Well-known political activist, Craig Callaway, has filed a motion to remove Atlantic City Mayor Marty Small’s slander lawsuit to Federal Court. Removal will allow Callaway to defend his constitutional rights in federal court, in Camden, N.J.
A few weeks ago, Craig Callaway was sued by Mayor Marty Small and his wife, AC High School principal LaQuetta, for alleged slanderous statements.
The Smalls took offense to Callaway’s opinion regarding LaQuetta Small’s cousin who pleaded guilty to producing child pornography.
“Marty, you and your wife should have been focused on protecting and saving children who were in your home, who were savagely attacked and raped in your home.Callaway on WPG radio. 10.19.20
On October 26, 2020, Callaway appeared on the “AC 411” podcast, stating that it was “public information” that “LaQuetta Small caught Frazier with a child.”
Callaway filed a motion on April 8, 2021 to remove the Smalls’ lawsuit against him to the U.S. District Court for the District of New Jersey.
In his motion papers, Callaway argues that the question of whether he slandered the Smalls regarding their relationship with Kayan Frazier is a question under federal law and thus should be decided in a federal court.
“Mr. Callaway is seeking to defend himself in New Jersey federal court so that he can assert his constitutional rights to free speech under the First Amendment,” said Daniel Weininger of Lento Law Group, the lawyer representing Callaway in this case.
The biggest hurdle to a slander claim in this case is that the plaintiffs must prove the statement was uttered with ‘actual malice.’
Mr. Callaway looks forward to mounting a forceful defense in this case brought by these two New Jersey public officials.Callaway Attorney Daniel Weininger
Plaintiff Marty Small is currently the Mayor of the City of Atlantic City. His wife, LaQuetta Small, is the Principal of Atlantic City High School.
Prior to her assuming that role in 2019, LaQuetta Small was Principal of Pennsylvania Ave School in Atlantic City, from 2013 to 2018.
While LaQuetta Small was serving as Principal of Pennsylvania Ave School, the Atlantic City School District hired her cousin, Kayan Frazier, as a substitute teacher. Frazier filled in at multiple schools throughout the district including the Pennsylvania Ave School.
During his time within the school district, Frazier worked at Uptown Complex, Sovereign Avenue School, Dr. Martin Luther King, Jr. School, Texas Avenue School, Richmond Avenue School, Brighton Avenue School and Pennsylvania Avenue School.
In February of 2017, LaQuetta Small learned that her relative, Kayan Frazier, was taking a student home and allowing that child to sleep over.

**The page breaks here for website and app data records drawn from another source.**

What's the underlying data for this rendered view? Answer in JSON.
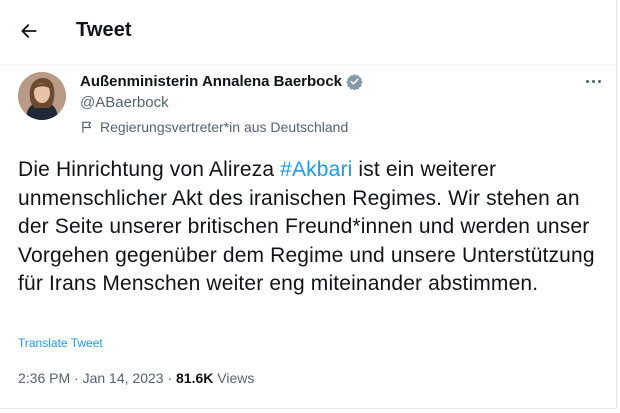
{
  "header": {
    "title": "Tweet",
    "back_icon": "arrow-left-icon"
  },
  "author": {
    "display_name": "Außenministerin Annalena Baerbock",
    "handle": "@ABaerbock",
    "verified_icon": "verified-badge-icon",
    "verified_color": "#829aab",
    "affiliation_icon": "flag-icon",
    "affiliation": "Regierungsvertreter*in aus Deutschland"
  },
  "tweet": {
    "text_before_hashtag": "Die Hinrichtung von Alireza ",
    "hashtag": "#Akbari",
    "text_after_hashtag": " ist ein weiterer unmenschlicher Akt des iranischen Regimes. Wir stehen an der Seite unserer britischen Freund*innen und werden unser Vorgehen gegenüber dem Regime und unsere Unterstützung für Irans Menschen weiter eng miteinander abstimmen.",
    "translate_label": "Translate Tweet"
  },
  "meta": {
    "time": "2:36 PM",
    "separator": "·",
    "date": "Jan 14, 2023",
    "views_count": "81.6K",
    "views_label": "Views"
  },
  "colors": {
    "link": "#1d9bf0",
    "secondary_text": "#536471",
    "primary_text": "#0f1419"
  }
}
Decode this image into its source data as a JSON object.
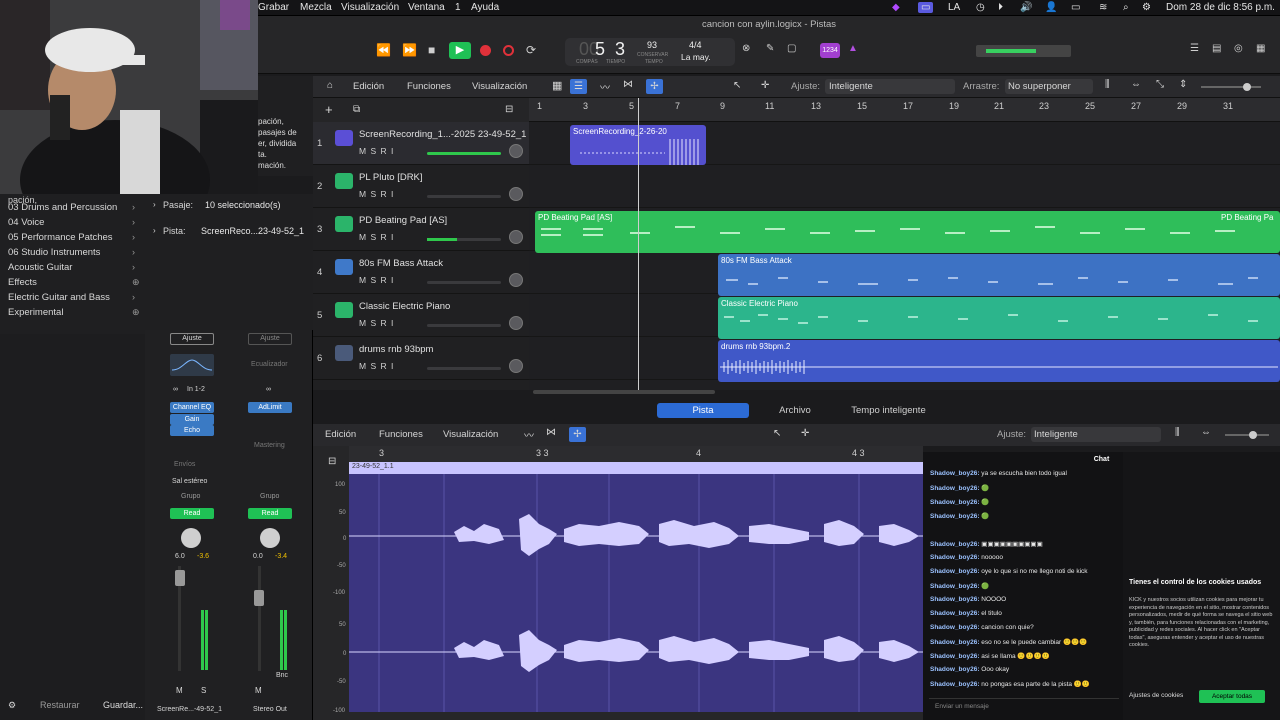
{
  "menubar": {
    "items": [
      "Grabar",
      "Mezcla",
      "Visualización",
      "Ventana",
      "1",
      "Ayuda"
    ],
    "input_source": "LA",
    "datetime": "Dom 28 de dic  8:56 p.m."
  },
  "transport": {
    "window_title": "cancion con aylin.logicx - Pistas",
    "position_bars": "5",
    "position_beats": "3",
    "position_bars_label": "COMPÁS",
    "position_beats_label": "TIEMPO",
    "tempo": "93",
    "tempo_label": "CONSERVAR",
    "tempo_sub": "TEMPO",
    "time_signature": "4/4",
    "key": "La may.",
    "count_in": "1234"
  },
  "library": {
    "items": [
      "03 Drums and Percussion",
      "04 Voice",
      "05 Performance Patches",
      "06 Studio Instruments",
      "Acoustic Guitar",
      "Effects",
      "Electric Guitar and Bass",
      "Experimental"
    ],
    "partial_text": [
      "pación,",
      "pasajes de",
      "er, dividida",
      "ta.",
      "mación."
    ],
    "restore_label": "Restaurar",
    "save_label": "Guardar..."
  },
  "inspector": {
    "region_label": "Pasaje:",
    "region_value": "10 seleccionado(s)",
    "track_label": "Pista:",
    "track_value": "ScreenReco...23-49-52_1"
  },
  "channel_strips": [
    {
      "setting": "Ajuste",
      "eq": "",
      "input": "In 1-2",
      "plugins": [
        "Channel EQ",
        "Gain",
        "Echo"
      ],
      "sends": "Envíos",
      "output": "Sal estéreo",
      "group": "Grupo",
      "automation": "Read",
      "volume": "6.0",
      "peak": "-3.6",
      "name": "ScreenRe...-49-52_1",
      "buttons": [
        "M",
        "S"
      ]
    },
    {
      "setting": "Ajuste",
      "eq": "Ecualizador",
      "input": "",
      "plugins": [
        "AdLimit"
      ],
      "sends": "Mastering",
      "output": "",
      "group": "Grupo",
      "automation": "Read",
      "volume": "0.0",
      "peak": "-3.4",
      "name": "Stereo Out",
      "buttons": [
        "M"
      ],
      "extra": "Bnc"
    }
  ],
  "tracks_toolbar": {
    "edit": "Edición",
    "functions": "Funciones",
    "view": "Visualización",
    "snap_label": "Ajuste:",
    "snap_value": "Inteligente",
    "drag_label": "Arrastre:",
    "drag_value": "No superponer"
  },
  "ruler": {
    "bars": [
      "1",
      "3",
      "5",
      "7",
      "9",
      "11",
      "13",
      "15",
      "17",
      "19",
      "21",
      "23",
      "25",
      "27",
      "29",
      "31"
    ]
  },
  "tracks": [
    {
      "num": "1",
      "name": "ScreenRecording_1...-2025 23-49-52_1",
      "color": "#5b4fd6",
      "btns": "M S R I"
    },
    {
      "num": "2",
      "name": "PL Pluto [DRK]",
      "color": "#2bb46a",
      "btns": "M S R I"
    },
    {
      "num": "3",
      "name": "PD Beating Pad [AS]",
      "color": "#2bb46a",
      "btns": "M S R I"
    },
    {
      "num": "4",
      "name": "80s FM Bass Attack",
      "color": "#3f79c9",
      "btns": "M S R I"
    },
    {
      "num": "5",
      "name": "Classic Electric Piano",
      "color": "#2bb46a",
      "btns": "M S R I"
    },
    {
      "num": "6",
      "name": "drums rnb 93bpm",
      "color": "#4a5a7a",
      "btns": "M S R I"
    }
  ],
  "regions": {
    "r1": "ScreenRecording_2-26-20",
    "r3a": "PD Beating Pad [AS]",
    "r3b": "PD Beating Pa",
    "r4": "80s FM Bass Attack",
    "r5": "Classic Electric Piano",
    "r6": "drums rnb 93bpm.2"
  },
  "editor": {
    "tabs": [
      "Pista",
      "Archivo",
      "Tempo inteligente"
    ],
    "edit": "Edición",
    "functions": "Funciones",
    "view": "Visualización",
    "snap_label": "Ajuste:",
    "snap_value": "Inteligente",
    "ruler": [
      "3",
      "3 3",
      "4",
      "4 3"
    ],
    "region_name": "23-49-52_1.1",
    "scale": [
      "100",
      "50",
      "0",
      "-50",
      "-100",
      "50",
      "0",
      "-50",
      "-100"
    ]
  },
  "chat": {
    "title": "Chat",
    "messages": [
      {
        "user": "Shadow_boy26:",
        "text": "ya se escucha bien todo igual"
      },
      {
        "user": "Shadow_boy26:",
        "text": "🟢"
      },
      {
        "user": "Shadow_boy26:",
        "text": "🟢"
      },
      {
        "user": "Shadow_boy26:",
        "text": "🟢"
      },
      {
        "user": "Shadow_boy26:",
        "text": "▣▣▣▣▣▣▣▣▣▣"
      },
      {
        "user": "Shadow_boy26:",
        "text": "nooooo"
      },
      {
        "user": "Shadow_boy26:",
        "text": "oye lo que si no me llego noti de kick"
      },
      {
        "user": "Shadow_boy26:",
        "text": "🟢"
      },
      {
        "user": "Shadow_boy26:",
        "text": "NOOOO"
      },
      {
        "user": "Shadow_boy26:",
        "text": "el titulo"
      },
      {
        "user": "Shadow_boy26:",
        "text": "cancion con quie?"
      },
      {
        "user": "Shadow_boy26:",
        "text": "eso no se le puede cambiar 🙂🙂🙂"
      },
      {
        "user": "Shadow_boy26:",
        "text": "asi se llama 🙂🙂🙂🙂"
      },
      {
        "user": "Shadow_boy26:",
        "text": "Ooo okay"
      },
      {
        "user": "Shadow_boy26:",
        "text": "no pongas esa parte de la pista 🙂🙂"
      }
    ],
    "placeholder": "Enviar un mensaje"
  },
  "cookie": {
    "title": "Tienes el control de los cookies usados",
    "body": "KICK y nuestros socios utilizan cookies para mejorar tu experiencia de navegación en el sitio, mostrar contenidos personalizados, medir de qué forma se navega el sitio web y, también, para funciones relacionadas con el marketing, publicidad y redes sociales. Al hacer click en \"Aceptar todas\", aseguras entender y aceptar el uso de nuestras cookies.",
    "settings": "Ajustes de cookies",
    "accept": "Aceptar todas"
  }
}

On February 24 of 2017, Small filed a report with the Division of Child Protection and Permanency. Small also completed a Source4Teachers incident report form that cited Frazier for unprofessional conduct and recommended that he be “removed from school”.
Small contacted mother of the student that Frazier was spending personal time with. The student’s mother told Ms. Small that Frazier was “helping out”. Frazier was placed at five (5) schools in the Atlantic City School District over the course of thirteen (13) days in the month of March 2017.
On April 3, 2017, Kayan Frazier was terminated from his position as a substitute teacher in the Atlantic City School District. No formal investigation was conducted by the Board at that time.
In February of 2019, the Atlantic County Prosecutor’s Office began investigating Kayan Frazier for sexual misconduct involving minors.
On April 15, 2019, the Atlantic County Prosecutor’s Office charged Frazier with unlawful possession of child pornography.
Since Plaintiffs Marty and LaQuetta Small are both public officials/figures, they must establish, among other things, that Callaway slandered them with actual malice, otherwise known as “constitutional malice.”
Callaway attorneys believe arbitration is not appropriate in this case because it involves complex issues of public official / figure defamation law.
This case also implicates First Amendment protections contemplated under New York Case: Times Co. v. Sullivan, which makes formal adjudication, rather than arbitration, appropriate.
From BreakingAC.com: Atty for Callaway noted that Frazier already has pleaded guilty and that the case and its connection to the Smalls “is a serious public concern to the voters of Atlantic City.”